- _The task_:
All lines holding the string "Rapides" should be copied from the data below.

- _Provided records_:
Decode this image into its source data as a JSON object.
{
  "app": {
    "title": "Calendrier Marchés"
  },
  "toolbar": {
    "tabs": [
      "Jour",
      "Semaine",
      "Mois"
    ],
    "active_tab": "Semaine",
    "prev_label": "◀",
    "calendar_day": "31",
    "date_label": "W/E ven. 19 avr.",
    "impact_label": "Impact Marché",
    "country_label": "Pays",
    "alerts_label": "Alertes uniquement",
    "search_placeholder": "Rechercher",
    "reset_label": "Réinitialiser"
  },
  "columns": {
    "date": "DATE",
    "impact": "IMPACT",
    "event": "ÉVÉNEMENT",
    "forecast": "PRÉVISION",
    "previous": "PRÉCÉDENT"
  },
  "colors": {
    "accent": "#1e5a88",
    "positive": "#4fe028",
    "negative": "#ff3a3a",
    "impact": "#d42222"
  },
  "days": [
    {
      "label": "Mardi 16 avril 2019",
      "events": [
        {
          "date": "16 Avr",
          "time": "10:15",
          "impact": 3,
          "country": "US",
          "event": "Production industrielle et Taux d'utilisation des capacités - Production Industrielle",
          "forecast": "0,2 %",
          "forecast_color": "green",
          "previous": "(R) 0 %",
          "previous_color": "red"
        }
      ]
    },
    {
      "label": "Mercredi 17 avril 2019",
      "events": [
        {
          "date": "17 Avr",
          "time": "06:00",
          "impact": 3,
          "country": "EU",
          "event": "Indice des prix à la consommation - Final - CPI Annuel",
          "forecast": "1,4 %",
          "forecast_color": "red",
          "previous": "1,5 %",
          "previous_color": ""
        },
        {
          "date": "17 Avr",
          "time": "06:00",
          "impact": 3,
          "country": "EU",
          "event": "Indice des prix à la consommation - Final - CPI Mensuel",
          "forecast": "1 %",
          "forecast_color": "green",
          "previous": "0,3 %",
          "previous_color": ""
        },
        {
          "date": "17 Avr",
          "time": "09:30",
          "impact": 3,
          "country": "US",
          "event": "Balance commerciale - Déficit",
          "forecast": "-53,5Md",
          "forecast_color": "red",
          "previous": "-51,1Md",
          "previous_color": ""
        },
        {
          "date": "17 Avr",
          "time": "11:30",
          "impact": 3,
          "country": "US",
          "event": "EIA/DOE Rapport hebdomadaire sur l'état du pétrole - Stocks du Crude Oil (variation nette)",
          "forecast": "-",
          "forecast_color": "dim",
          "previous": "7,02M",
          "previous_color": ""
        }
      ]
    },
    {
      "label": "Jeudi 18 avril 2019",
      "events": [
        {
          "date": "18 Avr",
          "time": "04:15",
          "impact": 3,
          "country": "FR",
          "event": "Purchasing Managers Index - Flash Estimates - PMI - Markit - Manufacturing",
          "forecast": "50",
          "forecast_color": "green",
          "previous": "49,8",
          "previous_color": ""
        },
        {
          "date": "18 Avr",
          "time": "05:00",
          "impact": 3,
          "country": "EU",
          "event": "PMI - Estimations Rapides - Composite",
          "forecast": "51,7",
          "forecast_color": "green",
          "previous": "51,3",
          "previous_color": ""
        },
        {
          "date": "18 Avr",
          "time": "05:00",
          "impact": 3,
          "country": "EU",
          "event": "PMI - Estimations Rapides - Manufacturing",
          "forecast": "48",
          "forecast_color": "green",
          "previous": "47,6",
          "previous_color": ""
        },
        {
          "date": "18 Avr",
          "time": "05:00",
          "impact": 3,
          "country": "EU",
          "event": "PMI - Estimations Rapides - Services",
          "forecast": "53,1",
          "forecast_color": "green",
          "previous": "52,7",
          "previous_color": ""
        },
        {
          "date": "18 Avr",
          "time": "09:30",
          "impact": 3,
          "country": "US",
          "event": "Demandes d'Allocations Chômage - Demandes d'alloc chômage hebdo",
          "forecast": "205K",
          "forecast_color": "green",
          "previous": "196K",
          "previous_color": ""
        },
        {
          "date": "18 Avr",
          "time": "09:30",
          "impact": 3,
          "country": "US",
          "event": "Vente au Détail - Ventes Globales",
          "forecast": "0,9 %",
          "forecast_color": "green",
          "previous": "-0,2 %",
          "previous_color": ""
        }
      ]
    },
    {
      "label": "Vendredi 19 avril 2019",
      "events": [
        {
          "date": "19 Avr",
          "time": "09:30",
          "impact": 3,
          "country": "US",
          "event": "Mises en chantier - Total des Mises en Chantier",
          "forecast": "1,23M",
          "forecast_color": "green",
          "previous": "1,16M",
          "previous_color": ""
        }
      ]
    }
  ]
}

- _Completed task_:
          "event": "PMI - Estimations Rapides - Composite",
          "event": "PMI - Estimations Rapides - Manufacturing",
          "event": "PMI - Estimations Rapides - Services",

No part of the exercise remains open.